“It is more important to be faithful than to be successful” – St. Mother Teresa of Calcutta.

14th sunday in ordinary time


First Reading: Zechariah 9: 9-10
Second Reading : Roman 8: 9, 11-13
Gospel Reading : Matthew 11: 25-30

* First reading is from the book of Prophet Zechariah. In this passage, the Prophet urges people to rejoice because their promised Messianic Leader is coming. The Messiah will not come as a proud warrior , but he is full of humility. He is victorious but peace loving. He is triumphant but humble. This prophecy finds its fulfillment in Jesus.

* Second reading is from the letter of St. Paul to Romans. In this passage, Paul tells the Christian community in Rome and all of us that we have the Holy Spirit living in us. He further adds that authentic Christian life is lived in union with the Spirit of Christ and results in fullness of  life. Whereas a sinful and sensual life is a living death and results in the destruction of life.

“Come to Me All Who Labour and are heavy laden, and I will give you Rest”
Today’s Gospel reading is from St. Matthew. In this passage, Jesus openly invites everyone who is humble, gentle and overburdened. There are very few of us who can say that we are not burdened.
Jesus is the embodiment of the Heavenly Father’s goodness and all those who follow Him will find true rest and reassurance.
“Come to me” is a great invitation from the Lord. This invitation of Jesus is open to everyone in different ages and to all classes in the Society. To all people who are overburdened – the working, struggling , oppressed, those who do manual works or mental works – to all Jesus offers true rest. No matter who we are and what we do, we all get weakened, tired and enfeebled. Rest is a universal need: we need physical, mental and spiritual rest. Jesus is ready to give us that rest. -
“Lord you have made our hearts for you and they are restless until they rest in you” – St. Augustine.
“We find rest in those we love, and we provide a resting place in ourselves for those who love us” – St. Bernard of Clairvaux.
“If we have no peace, it is because we have forgotten that we belong to each other” – St. Mother Teresa of Calcutta

13th sunday in ordinary time

In today’s Gospel Jesus speaks about priority for God in one’s life.
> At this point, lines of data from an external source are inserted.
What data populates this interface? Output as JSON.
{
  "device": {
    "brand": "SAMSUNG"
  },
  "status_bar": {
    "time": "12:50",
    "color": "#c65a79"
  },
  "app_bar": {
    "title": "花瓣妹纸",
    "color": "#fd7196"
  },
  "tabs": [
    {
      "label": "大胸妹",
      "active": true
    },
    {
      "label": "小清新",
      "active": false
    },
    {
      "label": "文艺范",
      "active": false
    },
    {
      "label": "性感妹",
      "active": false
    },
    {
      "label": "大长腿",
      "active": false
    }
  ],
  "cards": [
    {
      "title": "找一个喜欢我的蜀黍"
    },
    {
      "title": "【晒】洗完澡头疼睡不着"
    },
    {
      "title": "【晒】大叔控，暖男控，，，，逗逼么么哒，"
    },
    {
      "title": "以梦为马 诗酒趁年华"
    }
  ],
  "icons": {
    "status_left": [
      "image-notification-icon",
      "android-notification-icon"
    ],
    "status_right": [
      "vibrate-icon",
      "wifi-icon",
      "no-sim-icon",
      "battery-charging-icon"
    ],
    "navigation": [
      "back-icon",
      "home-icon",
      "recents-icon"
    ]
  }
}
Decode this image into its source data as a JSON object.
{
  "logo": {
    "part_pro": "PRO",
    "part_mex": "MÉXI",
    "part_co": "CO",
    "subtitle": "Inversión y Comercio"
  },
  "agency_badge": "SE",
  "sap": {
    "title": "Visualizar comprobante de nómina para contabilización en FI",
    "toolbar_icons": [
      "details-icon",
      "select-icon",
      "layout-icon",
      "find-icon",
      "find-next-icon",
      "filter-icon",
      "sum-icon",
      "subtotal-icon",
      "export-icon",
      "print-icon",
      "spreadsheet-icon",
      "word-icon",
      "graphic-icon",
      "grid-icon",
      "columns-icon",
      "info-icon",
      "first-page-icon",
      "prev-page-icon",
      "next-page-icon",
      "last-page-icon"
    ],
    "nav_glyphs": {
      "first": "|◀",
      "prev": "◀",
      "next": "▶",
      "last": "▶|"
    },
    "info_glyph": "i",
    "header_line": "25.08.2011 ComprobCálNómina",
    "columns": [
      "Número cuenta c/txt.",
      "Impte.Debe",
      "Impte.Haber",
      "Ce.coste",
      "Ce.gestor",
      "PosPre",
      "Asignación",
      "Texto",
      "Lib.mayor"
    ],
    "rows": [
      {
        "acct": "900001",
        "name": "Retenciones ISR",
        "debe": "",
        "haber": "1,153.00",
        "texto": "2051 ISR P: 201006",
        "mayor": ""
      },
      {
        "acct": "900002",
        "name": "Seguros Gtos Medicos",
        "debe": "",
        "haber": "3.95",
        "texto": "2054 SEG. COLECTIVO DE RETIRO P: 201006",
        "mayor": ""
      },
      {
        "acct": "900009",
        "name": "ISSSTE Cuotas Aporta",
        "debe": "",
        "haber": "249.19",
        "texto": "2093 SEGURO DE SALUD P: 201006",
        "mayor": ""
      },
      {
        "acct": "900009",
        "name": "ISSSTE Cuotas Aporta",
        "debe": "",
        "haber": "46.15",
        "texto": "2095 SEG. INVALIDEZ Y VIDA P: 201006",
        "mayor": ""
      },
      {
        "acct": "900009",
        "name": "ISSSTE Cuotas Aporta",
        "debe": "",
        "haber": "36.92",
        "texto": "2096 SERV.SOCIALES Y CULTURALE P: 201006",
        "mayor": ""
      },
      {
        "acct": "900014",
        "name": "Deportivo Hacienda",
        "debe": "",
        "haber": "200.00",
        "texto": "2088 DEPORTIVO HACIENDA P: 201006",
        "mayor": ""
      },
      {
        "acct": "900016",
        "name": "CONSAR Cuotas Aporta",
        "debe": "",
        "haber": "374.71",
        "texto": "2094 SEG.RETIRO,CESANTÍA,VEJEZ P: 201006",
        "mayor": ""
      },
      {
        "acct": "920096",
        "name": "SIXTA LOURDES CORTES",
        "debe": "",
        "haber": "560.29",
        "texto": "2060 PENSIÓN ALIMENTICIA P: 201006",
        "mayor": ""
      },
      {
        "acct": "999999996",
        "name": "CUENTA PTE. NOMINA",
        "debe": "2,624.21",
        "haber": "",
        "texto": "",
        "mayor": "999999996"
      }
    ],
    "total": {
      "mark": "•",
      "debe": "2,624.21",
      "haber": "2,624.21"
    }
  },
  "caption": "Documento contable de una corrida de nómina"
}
Today’s consumeristic world has a shift from God- centeredness to self- centeredness. Jesus says, “whoever loves father or mother more than me is not worthy of me.”Let us contemplate on our own priorities of life. Is Jesus my first priority? Are my attitude and activities oriented towards Jesus? Whenever one decides to follow Jesus by receiving different sacraments, he /she says “Yes” that Jesus is his/ her priority. But in a long run there is a danger of shift from this priority. One moves from God- centeredness to self- centeredness. He/she creates his/her own priorities. God becomes only his/her sidelined priority.  Today Jesus reminds us of our priority. Being a Christian our priority must be JESUS. If at all we have deviated from the priority let us come back to Jesus.

There is something very beautiful and central about the readings this weekend.They speak of the “cost” of discipleship. A very big difference when we follow Christ and “die to sin” – We die with Christ so that we can rise to newness of life, as the readings say.

It reminds us that when we become followers of Christ, it really does change our priorities. We “die” to selfishness and live to “generosity”  -   And, although we know that there is indeed a cost to following Christ, we do not keep a ledger – we don’t count the cost. Because we follow Jesus’ ways, we can be opposed by others who feel threatened by Christ’s values.  We can be rejected by others who are challenged by the Gospel.  We must be prepared for the fact that we may lose earthly “things” because of our discipleship and be put at a material disadvantage in terms of material priorities. Still, we are greatly encouraged to know that we are living something greater – life with and in Christ!  

Dear Friends in Christ!